*WORK INSTRUCTIONS:* From the line containing "Serialize everything readable" to the end of the records below, both included, every line should be repeated exactly; pictures should be dropped.

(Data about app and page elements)
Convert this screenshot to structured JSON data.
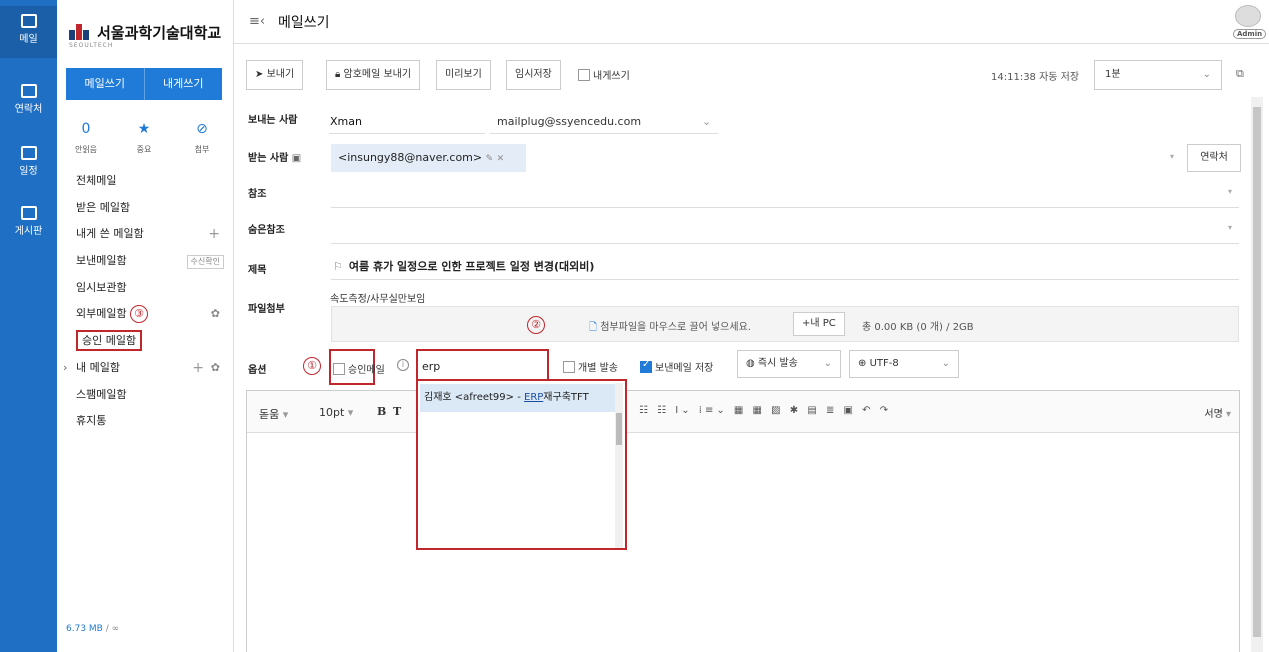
{
  "rail": {
    "items": [
      {
        "label": "메일",
        "icon": "mail-icon"
      },
      {
        "label": "연락처",
        "icon": "contacts-icon"
      },
      {
        "label": "일정",
        "icon": "calendar-icon"
      },
      {
        "label": "게시판",
        "icon": "board-icon"
      }
    ]
  },
  "sidebar": {
    "logo_text": "서울과학기술대학교",
    "logo_sub": "SEOULTECH",
    "compose_label": "메일쓰기",
    "self_compose_label": "내게쓰기",
    "stats": [
      {
        "value": "0",
        "label": "안읽음"
      },
      {
        "value": "★",
        "label": "중요"
      },
      {
        "value": "⊘",
        "label": "첨부"
      }
    ],
    "folders": [
      {
        "label": "전체메일"
      },
      {
        "label": "받은 메일함"
      },
      {
        "label": "내게 쓴 메일함"
      },
      {
        "label": "보낸메일함",
        "tag": "수신확인"
      },
      {
        "label": "임시보관함"
      },
      {
        "label": "외부메일함"
      },
      {
        "label": "승인 메일함"
      },
      {
        "label": "내 메일함"
      },
      {
        "label": "스팸메일함"
      },
      {
        "label": "휴지통"
      }
    ],
    "storage_used": "6.73 MB",
    "storage_sep": "/",
    "storage_total": "∞"
  },
  "header": {
    "title": "메일쓰기",
    "avatar_label": "Admin"
  },
  "toolbar": {
    "send": "보내기",
    "secure_send": "암호메일 보내기",
    "preview": "미리보기",
    "draft": "임시저장",
    "self_send": "내게쓰기",
    "autosave": "14:11:38 자동 저장",
    "interval": "1분"
  },
  "form": {
    "sender_label": "보내는 사람",
    "sender_name": "Xman",
    "sender_email": "mailplug@ssyencedu.com",
    "to_label": "받는 사람",
    "to_chip": "<insungy88@naver.com>",
    "contacts_button": "연락처",
    "cc_label": "참조",
    "bcc_label": "숨은참조",
    "subject_label": "제목",
    "subject": "여름 휴가 일정으로 인한 프로젝트 일정 변경(대외비)",
    "attach_label": "파일첨부",
    "attach_note": "속도측정/사무실만보임",
    "drop_message": "첨부파일을 마우스로 끌어 넣으세요.",
    "pc_button": "+내 PC",
    "size_info": "총 0.00 KB (0 개) / 2GB",
    "options_label": "옵션",
    "approve_label": "승인메일",
    "approver_query": "erp",
    "individual_send": "개별 발송",
    "save_sent": "보낸메일 저장",
    "send_timing": "즉시 발송",
    "encoding": "UTF-8"
  },
  "dropdown": {
    "item_prefix": "김재호 <afreet99> - ",
    "item_match": "ERP",
    "item_suffix": "재구축TFT"
  },
  "editor": {
    "font": "돋움",
    "size": "10pt",
    "signature": "서명"
  },
  "annotations": {
    "one": "①",
    "two": "②",
    "three": "③"
  },
  "colors": {
    "brand_blue": "#1f6fc4",
    "button_blue": "#1f7ad8",
    "annotation_red": "#c0272d"
  }
}
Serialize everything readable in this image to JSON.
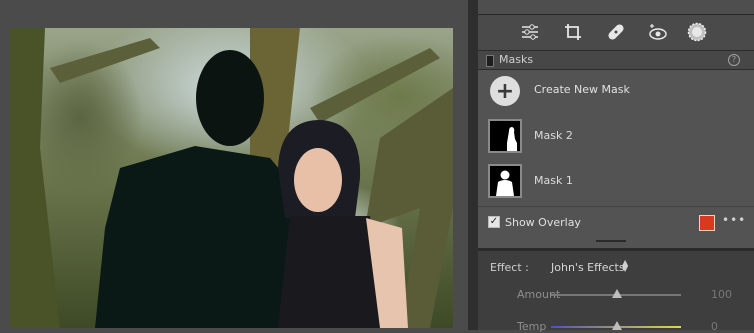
{
  "panel": {
    "masks_title": "Masks",
    "help_glyph": "?",
    "create_label": "Create New Mask",
    "create_glyph": "+",
    "masks": [
      {
        "label": "Mask 2"
      },
      {
        "label": "Mask 1"
      }
    ],
    "overlay_label": "Show Overlay",
    "overlay_checked": true,
    "overlay_color": "#d9391f",
    "more_glyph": "•••"
  },
  "toolbar": {
    "icons": [
      "sliders-icon",
      "crop-icon",
      "healing-bandage-icon",
      "red-eye-icon",
      "masking-icon"
    ]
  },
  "effects": {
    "label": "Effect :",
    "value": "John's Effects",
    "sliders": [
      {
        "label": "Amount",
        "value": "100",
        "level": 0.5
      },
      {
        "label": "Temp",
        "value": "0",
        "level": 0.5
      }
    ]
  }
}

*SOLUTION TO THIS PROBLEM:*
Serialize everything readable in this image to JSON.
{
  "panel": {
    "masks_title": "Masks",
    "help_glyph": "?",
    "create_label": "Create New Mask",
    "create_glyph": "+",
    "masks": [
      {
        "label": "Mask 2"
      },
      {
        "label": "Mask 1"
      }
    ],
    "overlay_label": "Show Overlay",
    "overlay_checked": true,
    "overlay_color": "#d9391f",
    "more_glyph": "•••"
  },
  "toolbar": {
    "icons": [
      "sliders-icon",
      "crop-icon",
      "healing-bandage-icon",
      "red-eye-icon",
      "masking-icon"
    ]
  },
  "effects": {
    "label": "Effect :",
    "value": "John's Effects",
    "sliders": [
      {
        "label": "Amount",
        "value": "100",
        "level": 0.5
      },
      {
        "label": "Temp",
        "value": "0",
        "level": 0.5
      }
    ]
  }
}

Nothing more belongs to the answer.